And the Dodgers' position? They say it is premature to speculate. For now, they are happy with Strawberry.
"Very happy," said Fred Claire, executive vice president. "Just look at the legs--his running is back. That is something he did not have before. Darryl is working hard, and he is also making good contact with the bat. I am very pleased with Darryl."
His teammates have been impressed, too. Mike Piazza praises Strawberry's work ethic, saying that he has seen Strawberry run after a game, go in the clubhouse, then go out and run some more. "You have to respect that," Piazza said.
But the biggest difference is that reliance on Strawberry to carry the team is diminishing. Nobody argues that his left-handed bat is needed in the lineup, and the power prospect of the middle of the order--Piazza, Strawberry and Eric Karros--is promising. But the emergence of Piazza and Karros, the possible resurgence of Tim Wallach and the power potential of Raul Mondesi have finally removed the load from Strawberry's back.
"We need him, and with him it will be great, no question," Karros said. "But we are not living and dying with Darryl this season, that's the difference."
Strawberry's confidence that this season will go well for him is hard to ignore. He clearly has renewed his religious faith, but will not discuss it in detail. Three seasons ago, Strawberry proclaimed his newfound faith, and shortly afterward, plummeted.
"It's something that belongs to me, and of course, all the questions have been raised this whole spring about the difference in me and all," Strawberry said. "And that's fine, but what is important to me is living the way I'm supposed to so I can be more gratified inside. That's what brings me inner peace--to be able to accept my faults, to accept the tribulations that I have been through and to now walk in the joy of everything else. It's like, 'Hey, I finally got it.' "
The pressure on Strawberry is, in some ways, greater than ever this season, but he says for the first time in his career, he isn't feeling it. All his life, he says, he stepped into the batter's box and wondered when that overwhelming pressure would lift. Now, he says, it's gone.
"I need to be more of an overachiever than I was before," Strawberry said. "But it's not pressure, because I know it's what I am supposed to be doing now and I will be better than before. I'm just glad I have a second chance."
Strawberry says he wants to stay in baseball for seven more seasons, which would make him 39 when he retires. Then, he says, it will be time to move on.
"What I have been chosen to do in life has nothing to do with baseball," he said. "Baseball is just a blessing and a part of it, but for me there is a whole other place that I live in outside of baseball. What it boils down to is that everybody is looking at me from the outside, and they don't know what is inside of me. Those things I will probably end up keeping to myself until I am out of the game of baseball. Then I will reveal those things I have been called to do. I don't know for sure what it is, but I know it is a powerful calling.

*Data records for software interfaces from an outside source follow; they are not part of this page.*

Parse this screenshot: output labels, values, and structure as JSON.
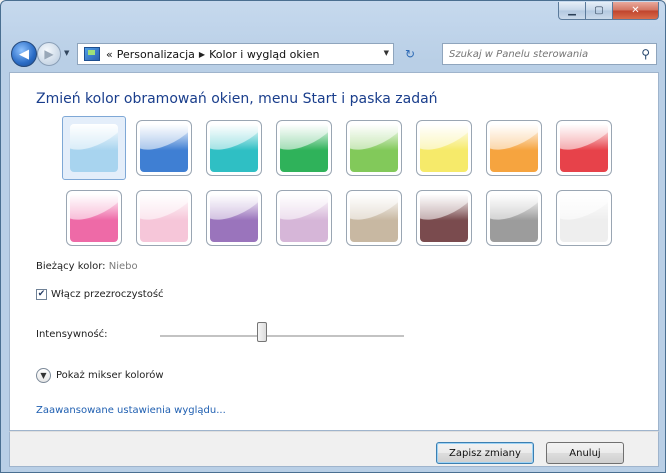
{
  "window": {
    "min_icon": "minimize-icon",
    "max_icon": "maximize-icon",
    "close_icon": "close-icon"
  },
  "nav": {
    "back_icon": "back-arrow-icon",
    "forward_icon": "forward-arrow-icon",
    "history_icon": "chevron-down-icon",
    "path_prefix": "«",
    "crumbs": [
      "Personalizacja",
      "Kolor i wygląd okien"
    ],
    "refresh_icon": "refresh-icon",
    "search_placeholder": "Szukaj w Panelu sterowania",
    "search_icon": "search-icon"
  },
  "main": {
    "heading": "Zmień kolor obramowań okien, menu Start i paska zadań",
    "swatches": [
      {
        "color": "#a8d4ef",
        "selected": true
      },
      {
        "color": "#3f7fd3"
      },
      {
        "color": "#2fbfc4"
      },
      {
        "color": "#2fb25a"
      },
      {
        "color": "#82c95a"
      },
      {
        "color": "#f6ea6a"
      },
      {
        "color": "#f6a43f"
      },
      {
        "color": "#e7424a"
      },
      {
        "color": "#ee6aa7"
      },
      {
        "color": "#f6c6d9"
      },
      {
        "color": "#9a74bc"
      },
      {
        "color": "#d6b6d8"
      },
      {
        "color": "#c8b8a2"
      },
      {
        "color": "#7a4b4e"
      },
      {
        "color": "#9c9c9c"
      },
      {
        "color": "#eeeeee"
      }
    ],
    "current_label": "Bieżący kolor:",
    "current_value": "Niebo",
    "transparency_label": "Włącz przezroczystość",
    "transparency_checked": true,
    "intensity_label": "Intensywność:",
    "intensity_fraction": 0.42,
    "mixer_label": "Pokaż mikser kolorów",
    "advanced_link": "Zaawansowane ustawienia wyglądu..."
  },
  "footer": {
    "save_label": "Zapisz zmiany",
    "cancel_label": "Anuluj"
  }
}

That's why I am so accepting to the change and the direction."
Strawberry doesn't think about how, the weekend in December that he married Charisse, the Dodgers put him on waivers. He could have been claimed by any club for $20,000, with the Dodgers stuck for the remaining $8 million of his contract. But there were no takers.
And Strawberry says he doesn't worry about the boos he will probably get from Los Angeles fans when the season starts. He knows how they felt when he made the careless "Let it burn" remark during the fires last fall. He is sorry for that, he says.
"I want to stay with the Dodgers and bring them some great years," said Strawberry, who has two years remaining on his contract. "With my way of thinking, I'll do my part, but when you write this article you will have people that will still have things to say, but that's OK with me. I'm not here to please them. And they are not here to please me. And I hope they understand that baseball is just a sport, it's not life.
"It's affected my life because of expectations, but it won't affect me anymore. "